"But we want to produce as much milk off of the milking platform as we can that is key. We've a good bit of investment put in over the last 12 to 18 months and there is a good bit to do and that all has to be paid for. There is only one thing that will pay for it, so milk will have to go through the pipes. That is the medium and long-term plan here."

In line with the expansion blueprint, there are 45 heifers and 45 calves for replacements planned for next year, with 60 calves and 48 one to two year old heifers currently on the farm.

The farm also carries cattle that bring in cash flow that is accounted for in the stock sales, along with the cull cows. However, the move will see the farm push towards a stocking rate of 2.7LU/ha, with current operations at 2.5LU/ha overall. jhe farm is operating off of a 60ha milking platform, with 85ha owned in total and three hectares rented.

The plan was put in place in the late 2000s when the farm was operating with 90 cows for an increase of 100 cows.

So far there has been €410,000 spent on putting the infrastructure in place to back up the herd expansion, with €300,000 spent on installing a 26-unit milking parlour and yard.
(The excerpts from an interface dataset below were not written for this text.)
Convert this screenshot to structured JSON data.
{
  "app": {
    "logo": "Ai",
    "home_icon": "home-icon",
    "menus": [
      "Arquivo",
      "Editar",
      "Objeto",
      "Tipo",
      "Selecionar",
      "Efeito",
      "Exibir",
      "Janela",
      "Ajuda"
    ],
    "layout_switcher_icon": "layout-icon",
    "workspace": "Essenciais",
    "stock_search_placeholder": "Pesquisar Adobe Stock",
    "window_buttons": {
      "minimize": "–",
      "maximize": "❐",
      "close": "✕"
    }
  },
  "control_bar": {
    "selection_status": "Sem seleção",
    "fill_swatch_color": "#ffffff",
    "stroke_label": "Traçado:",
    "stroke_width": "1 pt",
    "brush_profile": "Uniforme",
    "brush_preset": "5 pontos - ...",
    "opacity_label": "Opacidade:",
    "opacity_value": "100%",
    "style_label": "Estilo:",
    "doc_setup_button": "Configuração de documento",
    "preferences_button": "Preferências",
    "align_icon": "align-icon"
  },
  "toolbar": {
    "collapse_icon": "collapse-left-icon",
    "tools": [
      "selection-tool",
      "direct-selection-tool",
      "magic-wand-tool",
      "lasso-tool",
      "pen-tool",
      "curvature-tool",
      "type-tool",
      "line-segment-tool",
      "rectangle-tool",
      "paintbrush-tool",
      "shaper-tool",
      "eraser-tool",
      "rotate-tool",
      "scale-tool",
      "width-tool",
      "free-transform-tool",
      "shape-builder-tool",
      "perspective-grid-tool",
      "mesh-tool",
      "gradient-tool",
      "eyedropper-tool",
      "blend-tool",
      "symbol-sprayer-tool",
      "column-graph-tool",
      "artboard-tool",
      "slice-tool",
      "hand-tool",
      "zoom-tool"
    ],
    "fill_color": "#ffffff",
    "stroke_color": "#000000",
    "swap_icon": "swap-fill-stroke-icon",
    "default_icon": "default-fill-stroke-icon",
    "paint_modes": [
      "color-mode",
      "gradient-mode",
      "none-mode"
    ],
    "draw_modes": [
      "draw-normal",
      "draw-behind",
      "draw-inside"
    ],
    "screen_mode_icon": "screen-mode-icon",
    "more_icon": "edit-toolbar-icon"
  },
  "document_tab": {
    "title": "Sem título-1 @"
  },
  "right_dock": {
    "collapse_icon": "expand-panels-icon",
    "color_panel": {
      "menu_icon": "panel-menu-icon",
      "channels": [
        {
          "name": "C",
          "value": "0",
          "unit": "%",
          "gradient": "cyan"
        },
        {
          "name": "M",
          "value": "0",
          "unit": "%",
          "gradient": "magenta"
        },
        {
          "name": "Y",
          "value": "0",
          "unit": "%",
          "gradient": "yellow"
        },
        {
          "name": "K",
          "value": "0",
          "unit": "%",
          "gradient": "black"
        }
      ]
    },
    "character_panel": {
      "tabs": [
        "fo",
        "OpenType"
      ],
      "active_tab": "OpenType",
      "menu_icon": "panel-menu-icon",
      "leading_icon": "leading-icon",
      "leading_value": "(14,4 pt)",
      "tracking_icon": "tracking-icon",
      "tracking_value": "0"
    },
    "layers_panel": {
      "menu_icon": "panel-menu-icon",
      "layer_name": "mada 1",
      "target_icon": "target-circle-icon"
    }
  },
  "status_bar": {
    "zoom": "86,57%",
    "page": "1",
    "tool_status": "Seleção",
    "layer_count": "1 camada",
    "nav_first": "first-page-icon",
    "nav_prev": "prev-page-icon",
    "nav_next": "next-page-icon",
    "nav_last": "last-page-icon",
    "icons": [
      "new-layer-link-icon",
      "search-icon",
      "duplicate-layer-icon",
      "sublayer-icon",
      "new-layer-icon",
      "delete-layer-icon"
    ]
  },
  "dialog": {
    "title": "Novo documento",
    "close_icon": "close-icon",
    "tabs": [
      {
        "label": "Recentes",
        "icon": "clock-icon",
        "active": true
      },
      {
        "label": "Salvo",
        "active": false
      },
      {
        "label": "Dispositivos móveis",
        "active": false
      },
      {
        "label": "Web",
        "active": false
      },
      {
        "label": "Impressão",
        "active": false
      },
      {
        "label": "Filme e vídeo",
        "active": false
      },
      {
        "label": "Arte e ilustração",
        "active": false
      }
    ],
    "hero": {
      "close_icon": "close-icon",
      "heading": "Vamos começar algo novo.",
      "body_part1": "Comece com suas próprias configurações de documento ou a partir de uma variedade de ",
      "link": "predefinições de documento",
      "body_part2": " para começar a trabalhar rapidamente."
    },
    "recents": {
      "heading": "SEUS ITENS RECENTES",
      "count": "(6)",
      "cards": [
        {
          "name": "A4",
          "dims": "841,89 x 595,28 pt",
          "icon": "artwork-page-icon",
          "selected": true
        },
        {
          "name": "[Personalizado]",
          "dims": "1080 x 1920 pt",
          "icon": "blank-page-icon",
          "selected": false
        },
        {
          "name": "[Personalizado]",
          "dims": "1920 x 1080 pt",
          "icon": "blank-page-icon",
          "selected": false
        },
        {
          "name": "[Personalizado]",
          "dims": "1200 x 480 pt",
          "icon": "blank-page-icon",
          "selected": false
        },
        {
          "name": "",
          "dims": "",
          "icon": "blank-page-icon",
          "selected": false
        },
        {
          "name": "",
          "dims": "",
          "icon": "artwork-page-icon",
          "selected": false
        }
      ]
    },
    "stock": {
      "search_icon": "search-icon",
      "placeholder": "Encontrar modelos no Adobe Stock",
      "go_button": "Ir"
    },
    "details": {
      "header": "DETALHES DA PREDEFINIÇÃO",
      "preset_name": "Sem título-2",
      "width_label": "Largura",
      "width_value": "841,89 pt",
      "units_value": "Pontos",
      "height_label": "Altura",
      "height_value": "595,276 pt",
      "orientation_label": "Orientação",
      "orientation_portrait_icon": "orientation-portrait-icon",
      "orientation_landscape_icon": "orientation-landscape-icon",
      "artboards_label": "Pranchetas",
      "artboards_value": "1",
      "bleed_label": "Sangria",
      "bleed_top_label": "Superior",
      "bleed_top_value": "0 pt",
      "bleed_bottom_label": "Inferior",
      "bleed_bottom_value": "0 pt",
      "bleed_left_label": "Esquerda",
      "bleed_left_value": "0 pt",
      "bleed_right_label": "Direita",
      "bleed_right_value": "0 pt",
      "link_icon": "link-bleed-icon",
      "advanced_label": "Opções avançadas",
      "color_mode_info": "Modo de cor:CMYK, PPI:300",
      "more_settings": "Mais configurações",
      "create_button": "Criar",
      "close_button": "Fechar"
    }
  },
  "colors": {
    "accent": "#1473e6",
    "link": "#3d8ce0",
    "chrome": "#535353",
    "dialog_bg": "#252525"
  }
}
A tank for a new shed came in at around €70,000, while the water system cost around €15,000 with around €25,000 spend on updating the roadway network neatly linking the milking platform.

There is another cubicle house to be built and that is going to cost around €100,000. "We have a good bit spent and we have to make it all work now," said Paddy.

Fertilser costs

Richard O'Brien, the co-ordinator for the Teagasc Glanbia monitor farm programme, said they took a milk price of 30c/l when they were drawing out the farm plans for 2015.

Paddy explained they were close to the figure, with fertiliser costs higher than expected with a lot of investment in the area and meal costs slightly lower than they budgeted for.

The cows yielded 340kg milk solids per cow last year, as the farm pulled back later in the year due to the milk quotas.

However, Richard explained this year the cows are yielding 392kg/MS per cow and they feel the genetic potential is there with the farm following EBI for this to meet their target of 432kg/MS per cow by 2018.

Last year the farm's profit monitors showed that milk price stood at 38.3c/l with sales of milk and cattle delivering a net profit/ha of €952 and a net cash flow of €1,765.

Indo Farming

For Stories Like This and More
Download the Free Farming Independent App